From my own experience with clients at different stages of life (as well as my own parents and in-laws), I think you are pretty spot-on. Obviously, the risk factors surrounding health care costs and long-term care expenses (or potential expenses) have been the two largest variable factors - by far - among my clients in their later years.
Because of this, I have made a very conscious effort over the years to bring those risks front and center with my clients. I prefer to have more "knowns" than "unkowns" as far as spending is concerned. So having adequate health insurance coverage and LTC insurance (or a plan in place if not insurable) has become critical.
Thanks for the insights.
Robert C. Henderson
President, Lansdowne Wealth Management
You’re talking about behaviors and economic factors in the same article. Maybe I can add my own focus?
I want to talk about the non-wealthy. So let’s focus on the baseline and ignore discretionary expenses, which are more forecastable and adjustable with just a bit of client & planner teamwork.
Focusing on baseline, there are 2 things that can knock our baseline expenses off course. Inflation and an expensive health care or long term care issue.
So for non-wealthy, we need to add two safety margins to our baseline.
Now we’re back to questions we can ask planners. How much safety margin do we include for inflation, and how much safety margin do we include for worst case health or LTC expense?
OK, how much safety margin?
I've found it a great opportunity to talk to clients about their estate. When you're talking to middle income clients, initially, it's often "I'd like to die with zero net worth". But even those clients concede they don't want to EVER be a financial burden on their children, so they're going to need a bit of safety margin.
I've found those clients receptive to leaving an inheritance if it is designated as also being the safety margin for both inflation and LTC and healthcare surprises.

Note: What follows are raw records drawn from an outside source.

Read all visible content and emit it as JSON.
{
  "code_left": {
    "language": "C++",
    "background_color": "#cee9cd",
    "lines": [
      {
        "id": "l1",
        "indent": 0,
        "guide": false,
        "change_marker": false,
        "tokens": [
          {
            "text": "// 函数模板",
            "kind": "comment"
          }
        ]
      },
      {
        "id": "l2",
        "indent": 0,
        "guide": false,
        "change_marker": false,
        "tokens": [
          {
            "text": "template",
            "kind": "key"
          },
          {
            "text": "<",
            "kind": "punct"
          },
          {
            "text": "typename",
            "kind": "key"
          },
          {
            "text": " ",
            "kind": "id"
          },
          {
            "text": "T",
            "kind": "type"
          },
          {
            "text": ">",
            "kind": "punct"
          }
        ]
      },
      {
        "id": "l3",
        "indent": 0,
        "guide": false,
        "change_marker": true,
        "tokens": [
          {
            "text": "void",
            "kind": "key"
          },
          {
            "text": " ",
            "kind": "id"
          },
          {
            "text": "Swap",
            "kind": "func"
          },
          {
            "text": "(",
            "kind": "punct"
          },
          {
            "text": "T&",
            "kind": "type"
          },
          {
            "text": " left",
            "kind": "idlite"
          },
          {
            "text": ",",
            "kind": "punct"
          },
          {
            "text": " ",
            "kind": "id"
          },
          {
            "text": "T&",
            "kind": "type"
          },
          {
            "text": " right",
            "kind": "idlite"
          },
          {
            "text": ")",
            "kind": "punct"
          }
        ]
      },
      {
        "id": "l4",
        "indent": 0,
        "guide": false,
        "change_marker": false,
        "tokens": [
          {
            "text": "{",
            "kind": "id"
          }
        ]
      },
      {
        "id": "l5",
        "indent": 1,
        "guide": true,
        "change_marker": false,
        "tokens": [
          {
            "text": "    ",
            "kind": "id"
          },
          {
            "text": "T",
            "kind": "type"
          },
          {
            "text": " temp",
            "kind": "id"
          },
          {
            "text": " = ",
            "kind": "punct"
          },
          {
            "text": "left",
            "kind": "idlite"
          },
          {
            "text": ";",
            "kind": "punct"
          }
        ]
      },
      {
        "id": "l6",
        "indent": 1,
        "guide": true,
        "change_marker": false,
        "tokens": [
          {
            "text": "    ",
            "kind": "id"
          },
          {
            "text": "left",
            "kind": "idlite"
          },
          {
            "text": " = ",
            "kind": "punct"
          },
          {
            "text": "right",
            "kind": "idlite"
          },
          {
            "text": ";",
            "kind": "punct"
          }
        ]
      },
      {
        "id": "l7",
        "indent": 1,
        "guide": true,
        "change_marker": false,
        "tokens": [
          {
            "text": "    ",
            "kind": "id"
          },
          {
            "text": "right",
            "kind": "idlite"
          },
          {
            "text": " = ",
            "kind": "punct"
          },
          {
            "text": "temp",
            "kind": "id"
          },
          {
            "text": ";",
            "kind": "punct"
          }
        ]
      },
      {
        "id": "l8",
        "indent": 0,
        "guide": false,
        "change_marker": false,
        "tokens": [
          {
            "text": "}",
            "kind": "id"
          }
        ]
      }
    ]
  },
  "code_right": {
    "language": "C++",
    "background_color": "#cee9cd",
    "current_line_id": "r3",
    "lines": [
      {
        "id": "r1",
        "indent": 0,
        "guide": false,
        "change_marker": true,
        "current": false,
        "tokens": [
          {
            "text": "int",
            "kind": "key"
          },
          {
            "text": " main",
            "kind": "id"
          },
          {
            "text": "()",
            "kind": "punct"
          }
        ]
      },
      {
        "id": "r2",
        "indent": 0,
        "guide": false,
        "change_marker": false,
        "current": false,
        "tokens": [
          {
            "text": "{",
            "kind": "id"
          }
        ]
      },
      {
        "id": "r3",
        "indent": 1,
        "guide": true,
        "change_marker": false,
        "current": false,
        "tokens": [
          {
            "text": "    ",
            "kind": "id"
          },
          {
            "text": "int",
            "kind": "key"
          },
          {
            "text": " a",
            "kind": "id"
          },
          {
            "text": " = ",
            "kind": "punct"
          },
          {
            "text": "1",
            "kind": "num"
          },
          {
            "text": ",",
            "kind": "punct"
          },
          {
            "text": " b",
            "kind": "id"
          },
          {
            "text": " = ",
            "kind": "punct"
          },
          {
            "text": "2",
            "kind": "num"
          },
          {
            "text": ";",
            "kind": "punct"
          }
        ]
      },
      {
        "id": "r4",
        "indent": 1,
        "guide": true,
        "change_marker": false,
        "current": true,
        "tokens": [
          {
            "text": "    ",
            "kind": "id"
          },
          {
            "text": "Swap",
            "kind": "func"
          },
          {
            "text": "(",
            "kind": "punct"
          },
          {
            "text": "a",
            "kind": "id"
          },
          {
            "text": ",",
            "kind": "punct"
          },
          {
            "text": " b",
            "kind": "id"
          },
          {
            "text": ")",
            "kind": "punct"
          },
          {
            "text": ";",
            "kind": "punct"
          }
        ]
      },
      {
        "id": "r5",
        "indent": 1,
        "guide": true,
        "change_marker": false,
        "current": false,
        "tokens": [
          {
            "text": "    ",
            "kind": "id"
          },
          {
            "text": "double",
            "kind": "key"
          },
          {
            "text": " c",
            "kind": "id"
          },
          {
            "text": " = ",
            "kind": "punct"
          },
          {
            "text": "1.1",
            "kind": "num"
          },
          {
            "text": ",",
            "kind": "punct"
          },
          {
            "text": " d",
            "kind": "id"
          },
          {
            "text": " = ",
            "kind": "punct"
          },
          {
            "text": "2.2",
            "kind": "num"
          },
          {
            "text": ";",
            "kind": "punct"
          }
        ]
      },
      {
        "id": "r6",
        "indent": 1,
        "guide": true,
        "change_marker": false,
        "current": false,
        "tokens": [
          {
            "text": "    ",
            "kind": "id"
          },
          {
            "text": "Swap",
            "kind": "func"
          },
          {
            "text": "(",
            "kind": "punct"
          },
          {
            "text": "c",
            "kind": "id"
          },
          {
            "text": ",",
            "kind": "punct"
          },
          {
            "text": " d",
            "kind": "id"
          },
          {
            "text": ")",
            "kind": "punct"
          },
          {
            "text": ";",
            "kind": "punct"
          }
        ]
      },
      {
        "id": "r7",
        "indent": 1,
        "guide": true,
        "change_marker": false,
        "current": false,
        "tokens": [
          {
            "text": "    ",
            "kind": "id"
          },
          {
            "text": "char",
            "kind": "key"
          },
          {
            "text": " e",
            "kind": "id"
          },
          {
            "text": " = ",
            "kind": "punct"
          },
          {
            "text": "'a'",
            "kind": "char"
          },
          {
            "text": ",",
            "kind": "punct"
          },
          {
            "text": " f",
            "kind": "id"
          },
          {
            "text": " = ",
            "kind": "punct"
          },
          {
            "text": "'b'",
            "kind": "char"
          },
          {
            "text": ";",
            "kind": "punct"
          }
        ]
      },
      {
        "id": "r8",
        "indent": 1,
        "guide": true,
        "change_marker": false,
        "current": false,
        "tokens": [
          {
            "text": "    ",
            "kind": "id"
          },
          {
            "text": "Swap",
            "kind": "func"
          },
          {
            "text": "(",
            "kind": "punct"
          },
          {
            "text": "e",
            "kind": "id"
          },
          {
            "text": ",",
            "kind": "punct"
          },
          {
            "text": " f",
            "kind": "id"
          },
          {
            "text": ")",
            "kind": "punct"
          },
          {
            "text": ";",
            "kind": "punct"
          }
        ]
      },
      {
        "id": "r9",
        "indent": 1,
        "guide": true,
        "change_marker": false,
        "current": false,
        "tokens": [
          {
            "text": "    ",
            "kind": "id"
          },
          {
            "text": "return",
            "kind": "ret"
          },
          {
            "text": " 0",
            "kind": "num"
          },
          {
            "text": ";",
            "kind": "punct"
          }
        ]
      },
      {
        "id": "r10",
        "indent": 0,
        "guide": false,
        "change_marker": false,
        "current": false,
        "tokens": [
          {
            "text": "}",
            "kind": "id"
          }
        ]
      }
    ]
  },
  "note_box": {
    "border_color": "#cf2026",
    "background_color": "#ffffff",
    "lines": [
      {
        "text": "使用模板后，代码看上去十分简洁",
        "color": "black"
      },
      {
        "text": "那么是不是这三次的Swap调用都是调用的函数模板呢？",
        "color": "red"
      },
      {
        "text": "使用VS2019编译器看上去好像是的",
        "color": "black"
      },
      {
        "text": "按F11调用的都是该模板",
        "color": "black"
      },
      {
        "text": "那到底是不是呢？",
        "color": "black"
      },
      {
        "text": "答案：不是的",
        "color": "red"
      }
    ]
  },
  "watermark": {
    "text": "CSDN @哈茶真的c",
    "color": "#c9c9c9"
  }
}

This simplifies planning but you have to make sure their adult children understand the purpose and priorities of the combined estate/emergency fund.
Oh no. Did I go off on a tangent or did I succeed in describing how your article relates to my approach as a financial planner?
However, I can envision two areas that may be changing. The first is that clients are having children later in life. And rather than being supported by children, are often supporting their adult children. You and I might consider these expenses discretionary, but often the clients don't.
The second issue is the unsustainability of the health care model. I would anticipate that the costs will have to rise (particularly for affluent folks) and/or the benefits will need to be cut, and therefore some of our clients may choose to pay for services that current retirees receive for free.
Both issues are hard to predict or model.
My 2 cents. I have both my parents alive and living in a retirement facility in Oakland. They moved 4 years ago from their owned home in Brooklyn. Monthly costs in their own home were under $3,000. Their independent living home costs about $6,000/month. I have 2 other clients one with both spouses alive over 90 and the other with both spouses alive just under 90. Both moved from their own homes and moved into an independent/assisted living optional retirement community. In both cases their expenses rose significantly when they moved. They are all middle class with assets between 500K and 750K. Many of the residents in my clients retirement community have significant assets and could be spending more or less than when they lived in their own home. Also my anecdotal observation is that couples and singles are staying in their home longer. The individual or couples living situation has a large impact on spending later in life. And what is their life expectancy once they move out of their home is another important factor when providing planning.